Writers are always told, Show, don’t tell. Sometimes this results in clumsy writing, such as two adjectives where one would do, or redundant descriptions. Chicago Manual of Style cites the example of he ran quickly as one phrase that could use more editing. The other mantra often repeated to writers is that less is more.

One of the ways to put this into practice is to cut unnecessary words that don’t add substance to the writing. The Daily Writing Tips web site suggests five words to look for that can be eliminated, making your piece clearer and more concise. The five words are just, really, quite, that, and perhaps. There are cases in which any of these five words can be used, but more often than not, they weigh down the writing. Here is a sentence for example:

I just thought that perhaps it would be really quite helpful to discuss the plans before the meeting.

The extra words in the sentence decrease the impact of the suggestion. By cutting out the unnecessary words, the sentence is more decisive: I thought it would be helpful to discuss the plans before the meeting.

Many editors and teachers suggest reading out loud to catch grammatical mistakes. This helps to catch the use of unnecessary words, and will also prevent making the mistake of deleting one of them when it’s vital to a sentence. If you were to delete the word that from I want to see that movie, it wouldn’t be clear which movie you were talking about.
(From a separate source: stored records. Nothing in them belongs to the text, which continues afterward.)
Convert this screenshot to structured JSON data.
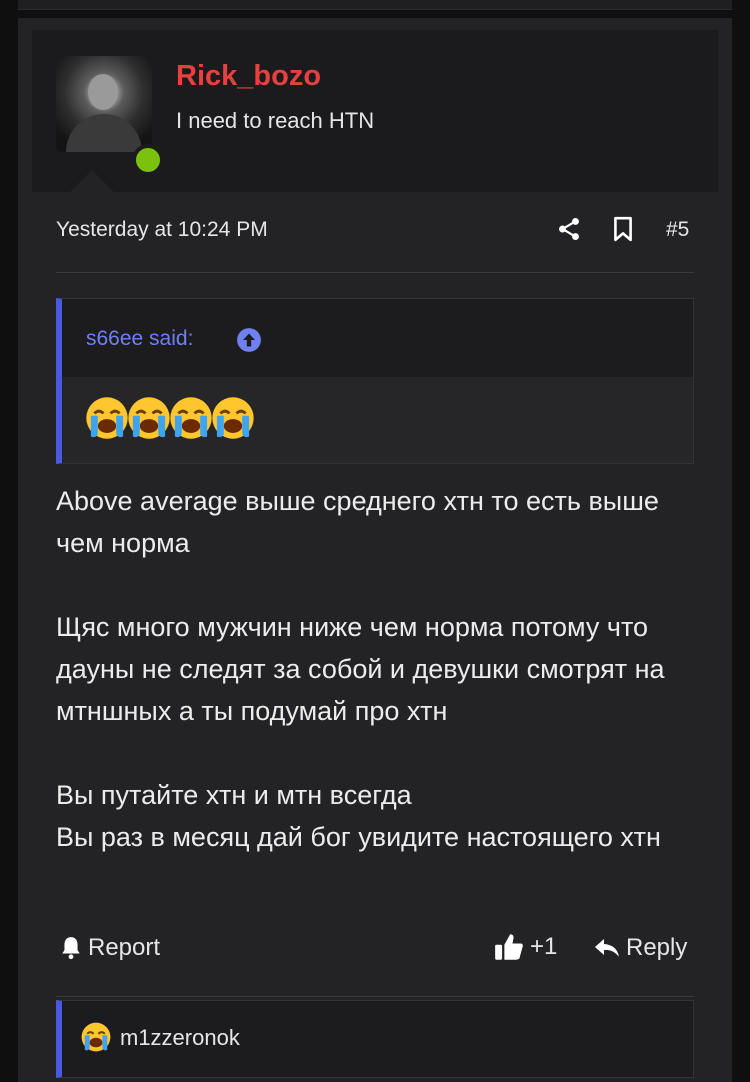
{
  "post": {
    "username": "Rick_bozo",
    "user_title": "I need to reach HTN",
    "timestamp": "Yesterday at 10:24 PM",
    "post_number": "#5",
    "quote": {
      "author": "s66ee said:",
      "emoji_count": 4,
      "emoji": "loudly-crying-face"
    },
    "message": "Above average выше среднего хтн то есть выше чем норма\n\nЩяс много мужчин ниже чем норма потому что дауны не следят за собой и девушки смотрят на мтншных а ты подумай про хтн\n\nВы путайте хтн и мтн всегда\nВы раз в месяц дай бог увидите настоящего хтн",
    "actions": {
      "report": "Report",
      "like_count": "+1",
      "reply": "Reply"
    },
    "reactions": {
      "emoji": "loudly-crying-face",
      "reactor": "m1zzeronok"
    }
  },
  "colors": {
    "username": "#e8403f",
    "quote_accent": "#4a5ae0",
    "online": "#7bc20e"
  }
}
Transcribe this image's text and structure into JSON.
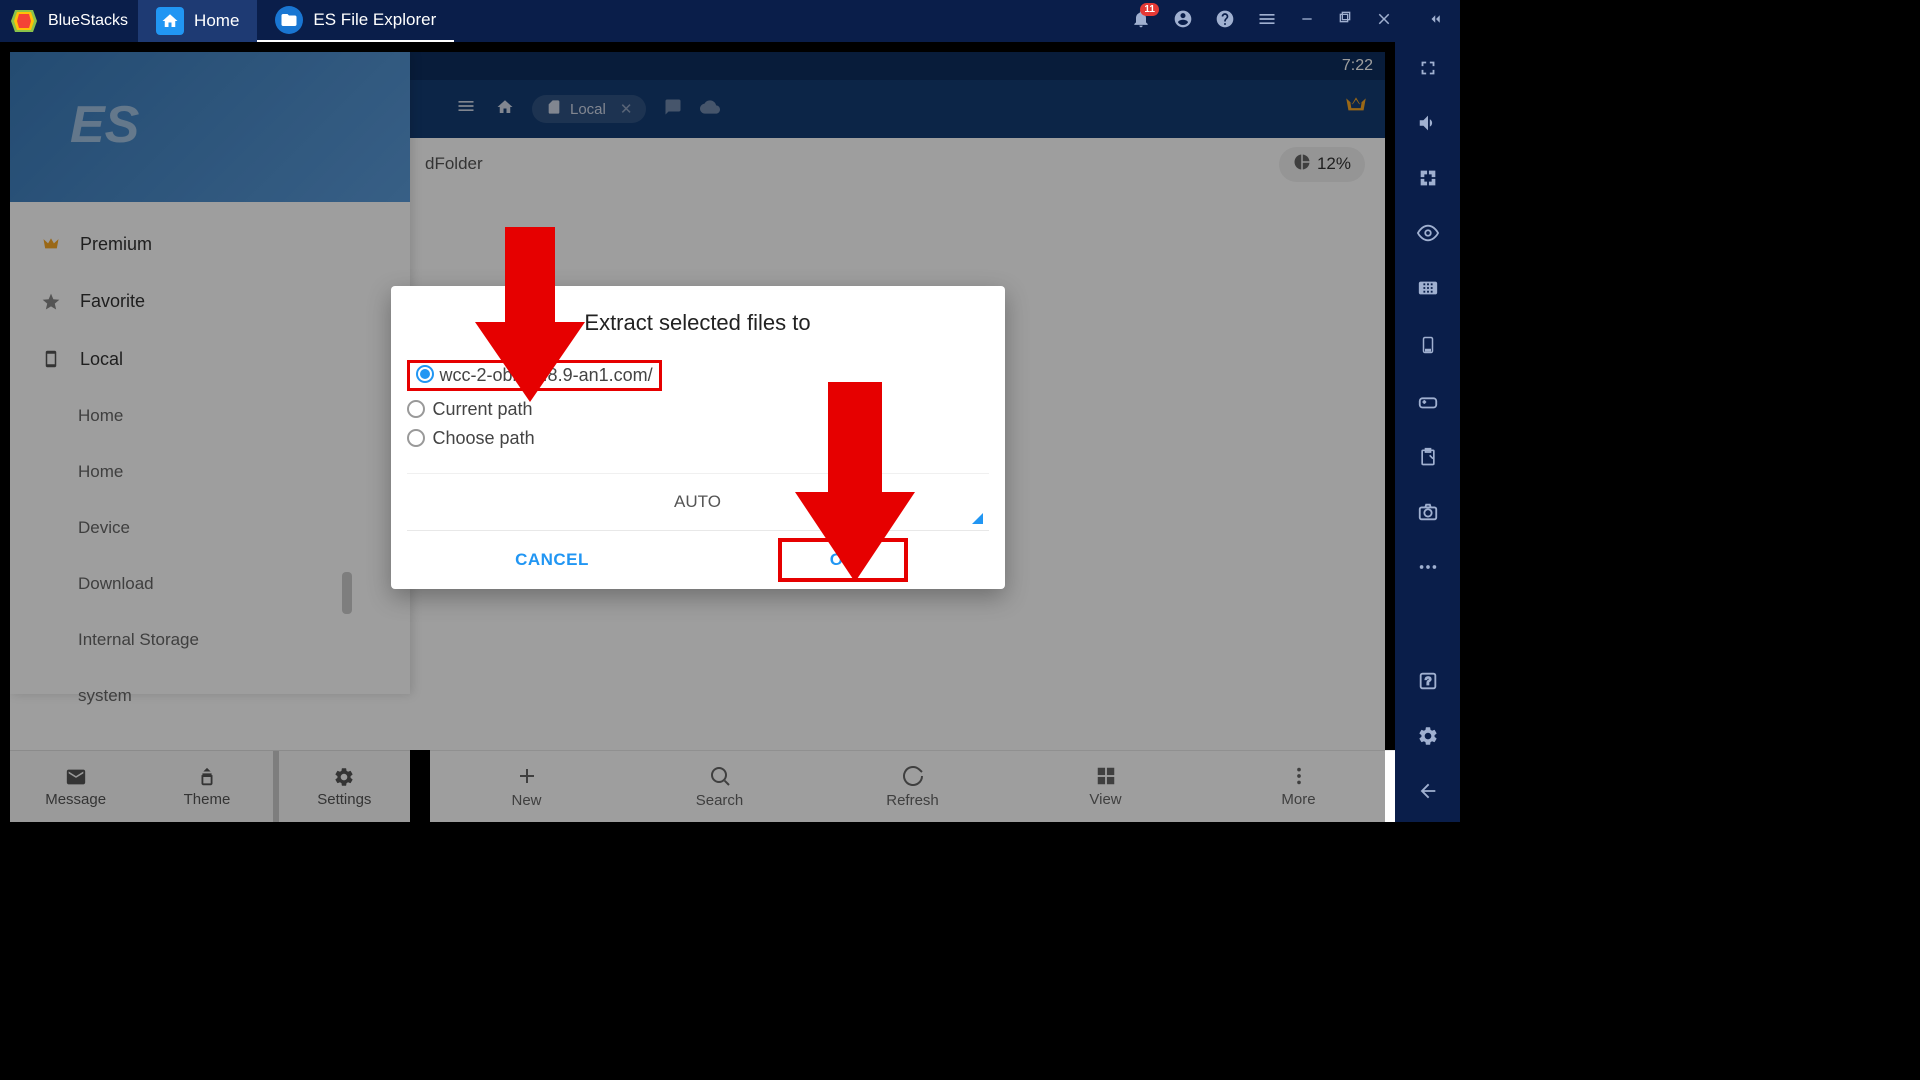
{
  "titlebar": {
    "app_name": "BlueStacks",
    "notification_count": "11",
    "tabs": [
      {
        "label": "Home"
      },
      {
        "label": "ES File Explorer"
      }
    ]
  },
  "android_status": {
    "time": "7:22"
  },
  "es_header": {
    "breadcrumb_label": "Local"
  },
  "path_bar": {
    "folder_suffix": "dFolder",
    "storage_percent": "12%"
  },
  "sidebar": {
    "items": [
      {
        "label": "Premium"
      },
      {
        "label": "Favorite"
      },
      {
        "label": "Local"
      },
      {
        "label": "Home"
      },
      {
        "label": "Home"
      },
      {
        "label": "Device"
      },
      {
        "label": "Download"
      },
      {
        "label": "Internal Storage"
      },
      {
        "label": "system"
      }
    ]
  },
  "left_tabs": {
    "message": "Message",
    "theme": "Theme",
    "settings": "Settings"
  },
  "bottom_bar": {
    "new": "New",
    "search": "Search",
    "refresh": "Refresh",
    "view": "View",
    "more": "More"
  },
  "dialog": {
    "title": "Extract selected files to",
    "option1": "wcc-2-obb_2.8.9-an1.com/",
    "option2": "Current path",
    "option3": "Choose path",
    "encoding": "AUTO",
    "cancel": "CANCEL",
    "ok": "OK"
  }
}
Choosing your words carefully is important. But eliminating some of those words carefully can also strengthen your work.